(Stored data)
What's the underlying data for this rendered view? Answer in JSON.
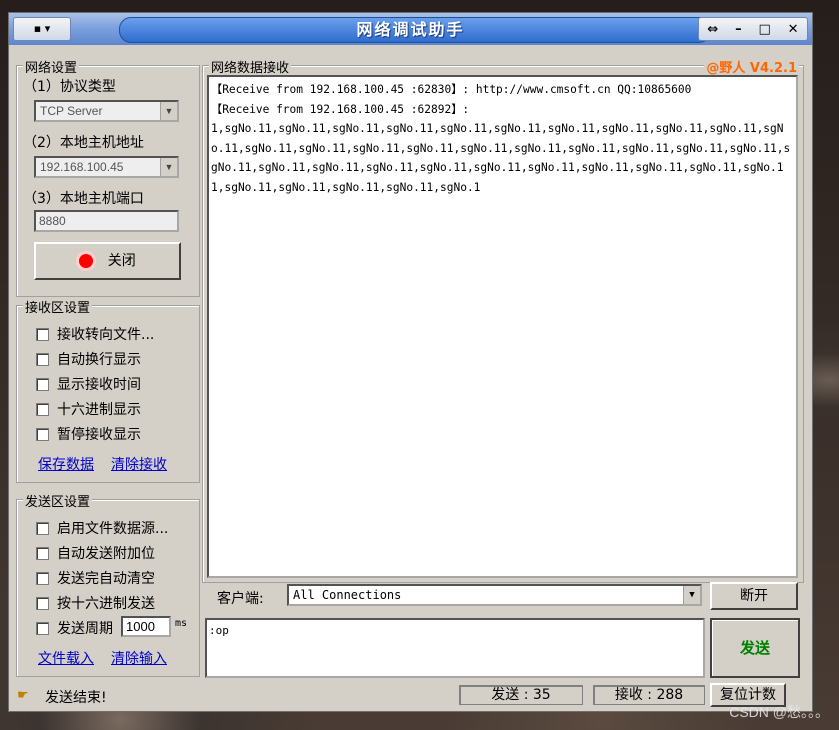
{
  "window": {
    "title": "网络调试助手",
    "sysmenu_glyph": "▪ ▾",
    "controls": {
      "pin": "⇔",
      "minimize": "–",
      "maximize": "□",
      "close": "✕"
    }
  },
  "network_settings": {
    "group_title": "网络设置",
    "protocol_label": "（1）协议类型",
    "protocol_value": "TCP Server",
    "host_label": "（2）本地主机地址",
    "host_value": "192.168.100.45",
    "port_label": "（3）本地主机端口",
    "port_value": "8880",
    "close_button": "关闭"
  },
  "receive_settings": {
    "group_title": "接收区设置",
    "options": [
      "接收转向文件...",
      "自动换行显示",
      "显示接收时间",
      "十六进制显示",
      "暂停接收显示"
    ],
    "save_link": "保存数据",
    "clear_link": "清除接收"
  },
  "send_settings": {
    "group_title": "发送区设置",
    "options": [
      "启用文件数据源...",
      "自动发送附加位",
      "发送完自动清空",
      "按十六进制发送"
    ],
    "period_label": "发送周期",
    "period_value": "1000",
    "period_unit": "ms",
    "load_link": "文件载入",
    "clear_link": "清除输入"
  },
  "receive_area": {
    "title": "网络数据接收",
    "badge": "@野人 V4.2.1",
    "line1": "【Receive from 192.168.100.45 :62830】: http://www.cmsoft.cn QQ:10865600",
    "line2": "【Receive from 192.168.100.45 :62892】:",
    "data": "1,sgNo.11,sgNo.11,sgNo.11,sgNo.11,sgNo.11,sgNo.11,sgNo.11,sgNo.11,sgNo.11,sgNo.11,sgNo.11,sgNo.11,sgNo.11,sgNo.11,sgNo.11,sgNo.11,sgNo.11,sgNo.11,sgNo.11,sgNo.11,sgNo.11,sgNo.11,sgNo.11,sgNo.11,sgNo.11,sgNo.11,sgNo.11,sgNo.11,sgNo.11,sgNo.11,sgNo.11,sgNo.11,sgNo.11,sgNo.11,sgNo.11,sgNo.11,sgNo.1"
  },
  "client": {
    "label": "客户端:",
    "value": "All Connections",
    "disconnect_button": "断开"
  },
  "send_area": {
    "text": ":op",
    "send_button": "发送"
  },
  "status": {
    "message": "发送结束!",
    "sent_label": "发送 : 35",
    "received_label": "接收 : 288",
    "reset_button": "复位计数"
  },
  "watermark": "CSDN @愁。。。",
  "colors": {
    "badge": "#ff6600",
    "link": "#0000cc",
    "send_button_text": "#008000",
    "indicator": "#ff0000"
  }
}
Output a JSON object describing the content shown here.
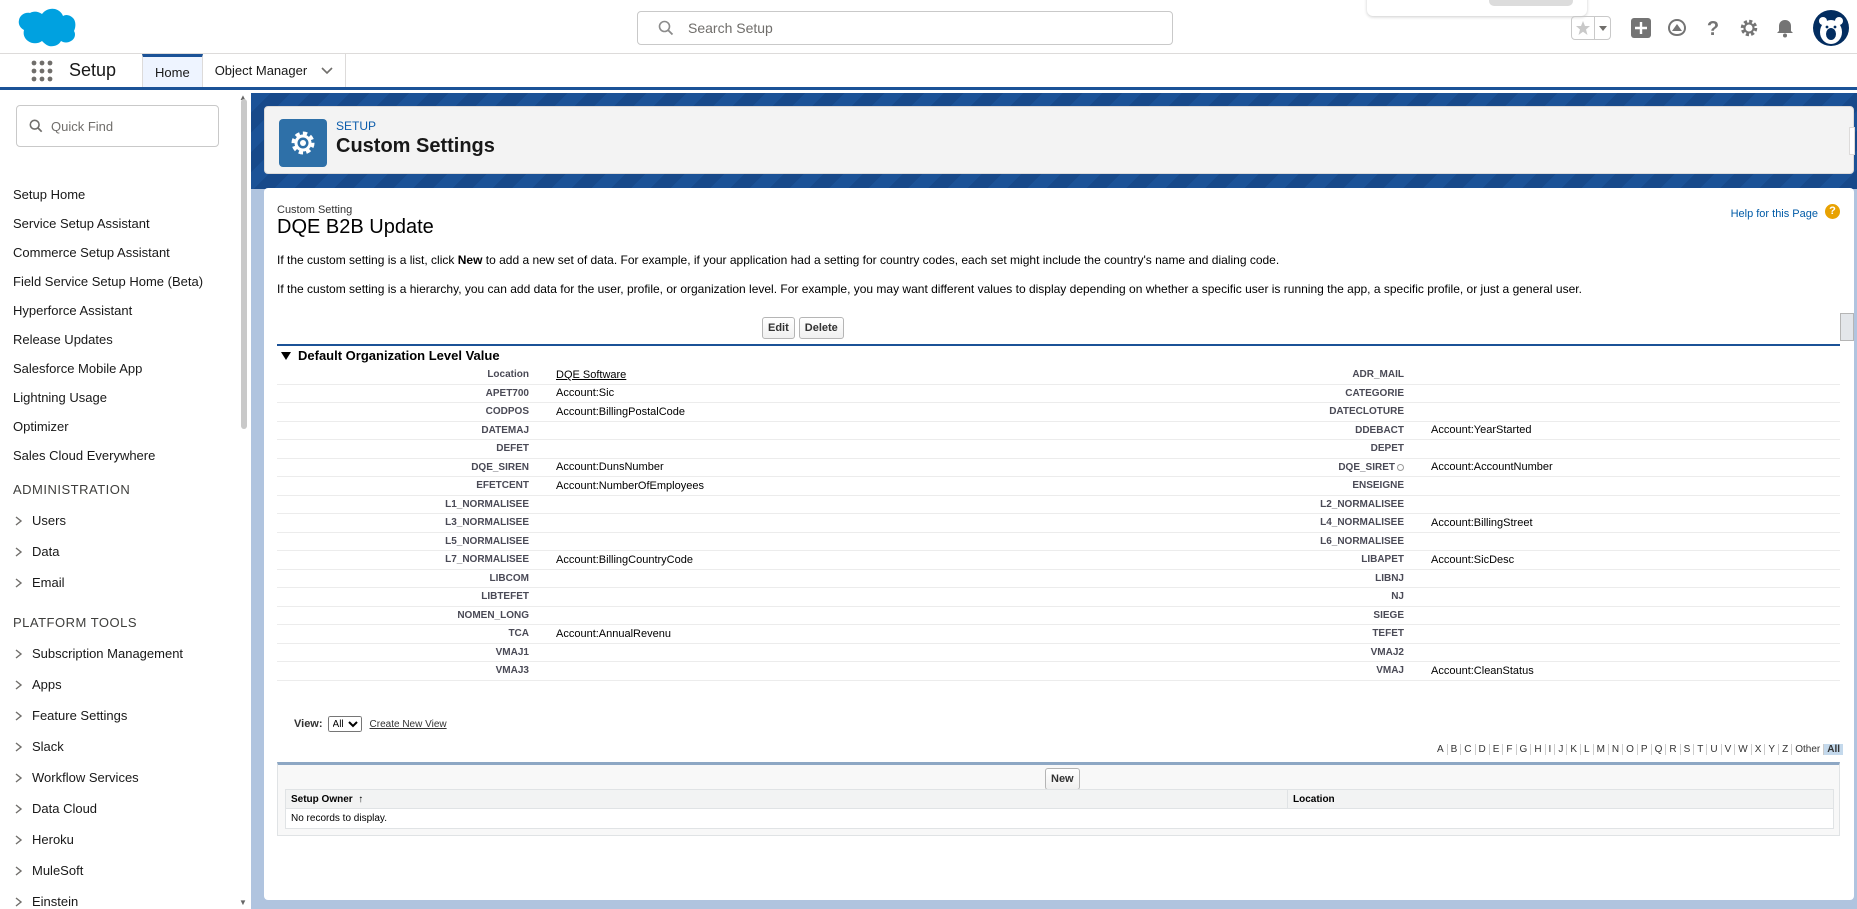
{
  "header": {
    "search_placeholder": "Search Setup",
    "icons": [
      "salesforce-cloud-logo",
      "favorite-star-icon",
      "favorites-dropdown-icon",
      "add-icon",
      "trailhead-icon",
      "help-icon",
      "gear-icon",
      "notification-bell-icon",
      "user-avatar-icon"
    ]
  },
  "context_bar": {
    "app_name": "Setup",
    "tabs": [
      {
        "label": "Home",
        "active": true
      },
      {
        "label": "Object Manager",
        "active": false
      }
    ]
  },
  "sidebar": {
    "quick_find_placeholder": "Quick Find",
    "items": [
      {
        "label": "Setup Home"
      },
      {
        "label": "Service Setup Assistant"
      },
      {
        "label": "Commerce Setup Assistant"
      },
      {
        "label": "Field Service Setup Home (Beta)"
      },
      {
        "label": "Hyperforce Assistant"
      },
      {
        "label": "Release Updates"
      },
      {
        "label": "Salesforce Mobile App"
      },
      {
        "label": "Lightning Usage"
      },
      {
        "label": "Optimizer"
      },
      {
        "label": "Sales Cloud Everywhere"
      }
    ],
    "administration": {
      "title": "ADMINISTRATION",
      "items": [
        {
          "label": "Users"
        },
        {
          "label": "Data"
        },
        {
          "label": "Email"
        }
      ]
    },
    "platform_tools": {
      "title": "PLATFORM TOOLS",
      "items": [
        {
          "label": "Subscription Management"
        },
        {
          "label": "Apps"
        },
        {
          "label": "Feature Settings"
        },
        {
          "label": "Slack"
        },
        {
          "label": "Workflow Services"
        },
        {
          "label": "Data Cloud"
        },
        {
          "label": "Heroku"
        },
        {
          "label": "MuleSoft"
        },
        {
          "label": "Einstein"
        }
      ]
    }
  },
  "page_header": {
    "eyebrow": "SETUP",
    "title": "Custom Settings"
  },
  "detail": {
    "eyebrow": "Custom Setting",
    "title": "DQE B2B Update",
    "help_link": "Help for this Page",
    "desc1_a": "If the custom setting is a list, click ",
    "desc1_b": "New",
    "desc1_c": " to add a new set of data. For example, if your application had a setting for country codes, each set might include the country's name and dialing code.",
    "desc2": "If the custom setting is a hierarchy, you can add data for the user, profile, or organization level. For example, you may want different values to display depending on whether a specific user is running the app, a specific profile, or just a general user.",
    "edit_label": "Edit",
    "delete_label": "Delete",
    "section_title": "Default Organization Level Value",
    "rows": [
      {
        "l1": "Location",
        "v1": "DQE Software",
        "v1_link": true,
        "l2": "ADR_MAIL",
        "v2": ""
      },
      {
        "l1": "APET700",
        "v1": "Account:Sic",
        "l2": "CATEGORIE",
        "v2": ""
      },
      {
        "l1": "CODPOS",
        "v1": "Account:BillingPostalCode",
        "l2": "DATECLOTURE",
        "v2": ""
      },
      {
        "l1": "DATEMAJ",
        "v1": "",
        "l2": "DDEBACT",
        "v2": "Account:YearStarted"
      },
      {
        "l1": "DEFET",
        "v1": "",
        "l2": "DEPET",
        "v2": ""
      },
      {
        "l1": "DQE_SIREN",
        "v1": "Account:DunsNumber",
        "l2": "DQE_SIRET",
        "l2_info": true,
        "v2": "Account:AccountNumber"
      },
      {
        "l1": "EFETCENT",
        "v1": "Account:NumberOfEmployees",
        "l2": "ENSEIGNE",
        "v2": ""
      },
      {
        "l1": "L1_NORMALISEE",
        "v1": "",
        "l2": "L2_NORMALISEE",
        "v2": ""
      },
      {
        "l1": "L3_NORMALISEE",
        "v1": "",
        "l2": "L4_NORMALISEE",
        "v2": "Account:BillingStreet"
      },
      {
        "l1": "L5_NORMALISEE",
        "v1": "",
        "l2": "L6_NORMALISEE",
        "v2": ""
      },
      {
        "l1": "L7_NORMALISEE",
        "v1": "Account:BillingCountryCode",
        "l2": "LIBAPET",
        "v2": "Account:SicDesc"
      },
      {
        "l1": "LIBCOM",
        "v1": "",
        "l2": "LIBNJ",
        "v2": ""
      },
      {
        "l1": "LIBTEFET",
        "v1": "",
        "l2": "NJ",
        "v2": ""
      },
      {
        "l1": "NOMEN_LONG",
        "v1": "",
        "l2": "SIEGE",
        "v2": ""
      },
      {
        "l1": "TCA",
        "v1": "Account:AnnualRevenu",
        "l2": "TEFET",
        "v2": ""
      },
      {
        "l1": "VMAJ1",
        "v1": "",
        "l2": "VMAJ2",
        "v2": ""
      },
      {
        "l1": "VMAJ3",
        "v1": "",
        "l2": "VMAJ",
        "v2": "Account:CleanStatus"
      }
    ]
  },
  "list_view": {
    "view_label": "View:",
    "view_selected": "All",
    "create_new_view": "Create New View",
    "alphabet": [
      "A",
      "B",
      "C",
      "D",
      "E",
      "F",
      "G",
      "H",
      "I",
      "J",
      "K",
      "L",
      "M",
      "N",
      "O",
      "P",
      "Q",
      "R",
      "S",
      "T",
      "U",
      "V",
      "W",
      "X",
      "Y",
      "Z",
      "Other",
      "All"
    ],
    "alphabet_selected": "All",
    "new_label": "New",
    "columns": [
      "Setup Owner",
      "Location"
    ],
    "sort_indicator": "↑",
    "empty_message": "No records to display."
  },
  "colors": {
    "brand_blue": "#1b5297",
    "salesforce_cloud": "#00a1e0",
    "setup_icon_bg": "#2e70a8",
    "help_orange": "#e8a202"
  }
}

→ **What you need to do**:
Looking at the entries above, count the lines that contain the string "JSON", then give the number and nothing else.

→ **Written solution**:
2